+++ Data provided

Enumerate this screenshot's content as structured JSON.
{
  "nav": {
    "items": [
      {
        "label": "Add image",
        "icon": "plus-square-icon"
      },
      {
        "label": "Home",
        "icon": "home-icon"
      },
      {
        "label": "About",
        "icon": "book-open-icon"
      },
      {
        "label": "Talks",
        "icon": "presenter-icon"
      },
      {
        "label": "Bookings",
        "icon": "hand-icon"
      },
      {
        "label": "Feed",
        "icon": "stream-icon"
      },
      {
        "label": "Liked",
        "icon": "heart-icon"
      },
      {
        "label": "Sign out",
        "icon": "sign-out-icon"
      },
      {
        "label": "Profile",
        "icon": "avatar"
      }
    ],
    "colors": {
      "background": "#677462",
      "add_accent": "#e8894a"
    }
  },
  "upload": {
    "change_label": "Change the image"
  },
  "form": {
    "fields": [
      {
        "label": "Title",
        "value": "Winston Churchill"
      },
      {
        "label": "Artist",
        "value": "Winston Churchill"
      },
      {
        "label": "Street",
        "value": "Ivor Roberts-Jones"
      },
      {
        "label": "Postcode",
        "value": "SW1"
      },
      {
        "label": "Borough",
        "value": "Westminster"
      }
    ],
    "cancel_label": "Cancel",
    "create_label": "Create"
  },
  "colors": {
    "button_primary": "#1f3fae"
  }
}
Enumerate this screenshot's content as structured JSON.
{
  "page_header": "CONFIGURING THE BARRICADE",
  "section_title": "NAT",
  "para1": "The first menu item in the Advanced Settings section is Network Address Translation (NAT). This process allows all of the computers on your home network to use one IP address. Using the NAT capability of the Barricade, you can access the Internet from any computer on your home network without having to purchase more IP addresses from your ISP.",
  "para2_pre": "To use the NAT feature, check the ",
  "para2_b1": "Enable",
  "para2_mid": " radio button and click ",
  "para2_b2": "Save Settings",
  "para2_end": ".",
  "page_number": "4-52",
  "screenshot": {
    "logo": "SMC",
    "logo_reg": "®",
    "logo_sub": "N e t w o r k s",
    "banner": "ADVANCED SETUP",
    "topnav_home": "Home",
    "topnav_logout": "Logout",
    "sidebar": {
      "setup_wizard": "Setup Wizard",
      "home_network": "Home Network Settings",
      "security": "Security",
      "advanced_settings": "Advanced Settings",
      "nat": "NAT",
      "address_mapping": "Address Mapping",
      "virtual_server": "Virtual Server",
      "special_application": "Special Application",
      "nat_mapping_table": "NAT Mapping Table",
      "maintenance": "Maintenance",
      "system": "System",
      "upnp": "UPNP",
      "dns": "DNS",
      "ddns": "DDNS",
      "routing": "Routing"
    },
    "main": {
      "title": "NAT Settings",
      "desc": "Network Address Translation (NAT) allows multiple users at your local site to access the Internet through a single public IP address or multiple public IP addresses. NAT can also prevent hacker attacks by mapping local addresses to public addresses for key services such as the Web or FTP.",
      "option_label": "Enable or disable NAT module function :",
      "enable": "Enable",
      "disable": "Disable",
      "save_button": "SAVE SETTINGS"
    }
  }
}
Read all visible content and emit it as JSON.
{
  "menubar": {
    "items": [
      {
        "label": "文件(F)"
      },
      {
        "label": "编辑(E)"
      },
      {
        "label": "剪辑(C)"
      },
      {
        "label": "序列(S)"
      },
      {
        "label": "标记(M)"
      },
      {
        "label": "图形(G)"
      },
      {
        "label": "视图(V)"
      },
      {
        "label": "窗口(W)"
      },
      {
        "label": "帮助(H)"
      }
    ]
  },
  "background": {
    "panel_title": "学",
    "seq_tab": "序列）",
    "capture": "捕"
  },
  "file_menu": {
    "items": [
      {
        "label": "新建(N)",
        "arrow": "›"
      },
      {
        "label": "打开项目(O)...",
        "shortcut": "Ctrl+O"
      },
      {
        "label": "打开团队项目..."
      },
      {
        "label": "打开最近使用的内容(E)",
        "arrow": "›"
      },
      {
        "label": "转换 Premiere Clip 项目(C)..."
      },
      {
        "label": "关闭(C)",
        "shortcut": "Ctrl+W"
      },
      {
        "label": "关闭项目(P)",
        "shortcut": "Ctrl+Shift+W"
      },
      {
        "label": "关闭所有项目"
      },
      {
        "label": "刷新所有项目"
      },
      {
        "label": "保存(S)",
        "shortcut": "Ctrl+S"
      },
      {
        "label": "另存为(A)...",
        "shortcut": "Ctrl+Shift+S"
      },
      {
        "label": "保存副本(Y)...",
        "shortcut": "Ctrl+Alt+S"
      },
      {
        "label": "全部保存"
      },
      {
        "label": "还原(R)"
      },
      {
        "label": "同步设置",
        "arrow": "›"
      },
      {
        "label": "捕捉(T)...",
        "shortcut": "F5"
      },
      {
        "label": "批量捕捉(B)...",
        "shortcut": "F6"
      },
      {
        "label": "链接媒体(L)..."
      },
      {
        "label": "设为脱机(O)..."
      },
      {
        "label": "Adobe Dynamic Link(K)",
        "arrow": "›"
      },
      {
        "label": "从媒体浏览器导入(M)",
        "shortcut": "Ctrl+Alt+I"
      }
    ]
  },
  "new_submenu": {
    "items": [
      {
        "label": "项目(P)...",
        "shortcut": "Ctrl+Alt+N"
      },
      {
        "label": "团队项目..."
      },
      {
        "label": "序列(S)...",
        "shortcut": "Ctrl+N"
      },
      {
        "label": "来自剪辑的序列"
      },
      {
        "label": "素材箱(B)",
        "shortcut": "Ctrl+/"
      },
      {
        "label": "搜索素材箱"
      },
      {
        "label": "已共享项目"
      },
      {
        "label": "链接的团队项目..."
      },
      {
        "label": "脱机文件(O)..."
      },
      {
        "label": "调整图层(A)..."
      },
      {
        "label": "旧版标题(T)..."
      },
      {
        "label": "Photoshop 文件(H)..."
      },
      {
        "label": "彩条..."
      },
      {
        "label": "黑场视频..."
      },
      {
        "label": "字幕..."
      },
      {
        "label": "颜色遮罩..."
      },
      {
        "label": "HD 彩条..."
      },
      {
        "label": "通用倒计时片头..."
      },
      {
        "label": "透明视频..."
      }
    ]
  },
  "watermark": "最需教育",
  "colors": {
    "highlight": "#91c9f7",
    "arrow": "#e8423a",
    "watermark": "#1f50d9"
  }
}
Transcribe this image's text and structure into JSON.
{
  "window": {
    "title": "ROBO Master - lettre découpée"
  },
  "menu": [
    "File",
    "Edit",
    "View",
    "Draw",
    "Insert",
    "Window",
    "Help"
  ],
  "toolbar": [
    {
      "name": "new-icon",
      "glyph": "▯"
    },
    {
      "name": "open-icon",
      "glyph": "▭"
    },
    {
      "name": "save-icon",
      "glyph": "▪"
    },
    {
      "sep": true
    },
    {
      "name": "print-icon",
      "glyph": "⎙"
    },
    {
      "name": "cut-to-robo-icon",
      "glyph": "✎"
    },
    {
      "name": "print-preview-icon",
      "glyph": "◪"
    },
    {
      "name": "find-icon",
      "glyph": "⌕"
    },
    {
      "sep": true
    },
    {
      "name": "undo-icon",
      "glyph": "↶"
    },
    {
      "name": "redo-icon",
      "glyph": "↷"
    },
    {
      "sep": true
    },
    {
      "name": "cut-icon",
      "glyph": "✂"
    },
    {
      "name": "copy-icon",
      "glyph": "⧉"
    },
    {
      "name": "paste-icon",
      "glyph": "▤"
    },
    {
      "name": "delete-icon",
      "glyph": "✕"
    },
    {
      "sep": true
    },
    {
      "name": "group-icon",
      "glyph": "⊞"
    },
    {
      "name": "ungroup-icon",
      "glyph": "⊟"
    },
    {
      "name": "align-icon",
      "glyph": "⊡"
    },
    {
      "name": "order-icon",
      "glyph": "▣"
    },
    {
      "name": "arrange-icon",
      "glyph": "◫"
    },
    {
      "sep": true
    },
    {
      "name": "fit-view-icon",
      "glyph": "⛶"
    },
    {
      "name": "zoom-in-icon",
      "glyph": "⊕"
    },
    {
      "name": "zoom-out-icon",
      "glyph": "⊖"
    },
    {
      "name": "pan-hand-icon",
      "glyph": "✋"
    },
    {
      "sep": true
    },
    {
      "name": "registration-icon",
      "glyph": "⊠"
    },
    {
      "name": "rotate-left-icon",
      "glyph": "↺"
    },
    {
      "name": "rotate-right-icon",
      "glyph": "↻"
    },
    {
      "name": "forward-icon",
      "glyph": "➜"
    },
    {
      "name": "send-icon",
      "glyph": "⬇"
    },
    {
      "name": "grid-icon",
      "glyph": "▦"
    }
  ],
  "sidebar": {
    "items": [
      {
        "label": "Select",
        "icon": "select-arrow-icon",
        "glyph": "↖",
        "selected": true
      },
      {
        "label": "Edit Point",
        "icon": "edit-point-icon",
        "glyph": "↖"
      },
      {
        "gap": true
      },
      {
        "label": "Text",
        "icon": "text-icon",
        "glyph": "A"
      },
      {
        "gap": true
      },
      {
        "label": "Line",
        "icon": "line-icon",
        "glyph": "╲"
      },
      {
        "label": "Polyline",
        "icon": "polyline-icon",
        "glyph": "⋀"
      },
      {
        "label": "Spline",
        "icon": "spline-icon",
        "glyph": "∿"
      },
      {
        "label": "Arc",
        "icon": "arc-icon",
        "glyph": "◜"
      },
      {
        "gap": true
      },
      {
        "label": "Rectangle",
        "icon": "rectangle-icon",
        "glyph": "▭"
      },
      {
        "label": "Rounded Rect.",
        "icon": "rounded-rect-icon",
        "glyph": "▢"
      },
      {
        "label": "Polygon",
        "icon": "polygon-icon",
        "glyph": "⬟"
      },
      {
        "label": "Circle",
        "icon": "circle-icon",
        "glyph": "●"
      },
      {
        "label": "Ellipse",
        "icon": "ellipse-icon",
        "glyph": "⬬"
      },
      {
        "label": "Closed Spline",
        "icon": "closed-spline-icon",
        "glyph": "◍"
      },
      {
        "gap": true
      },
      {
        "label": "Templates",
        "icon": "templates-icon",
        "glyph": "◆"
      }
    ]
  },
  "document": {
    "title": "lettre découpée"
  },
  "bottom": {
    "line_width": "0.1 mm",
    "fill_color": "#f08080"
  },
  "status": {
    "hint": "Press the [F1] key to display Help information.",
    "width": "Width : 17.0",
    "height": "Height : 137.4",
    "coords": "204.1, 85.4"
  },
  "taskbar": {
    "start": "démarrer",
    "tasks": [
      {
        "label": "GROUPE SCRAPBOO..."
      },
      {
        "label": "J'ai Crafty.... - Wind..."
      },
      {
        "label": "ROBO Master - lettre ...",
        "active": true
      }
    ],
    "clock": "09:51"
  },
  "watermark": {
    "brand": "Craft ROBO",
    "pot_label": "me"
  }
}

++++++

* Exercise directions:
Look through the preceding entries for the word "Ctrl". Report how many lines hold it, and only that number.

* Task result:
10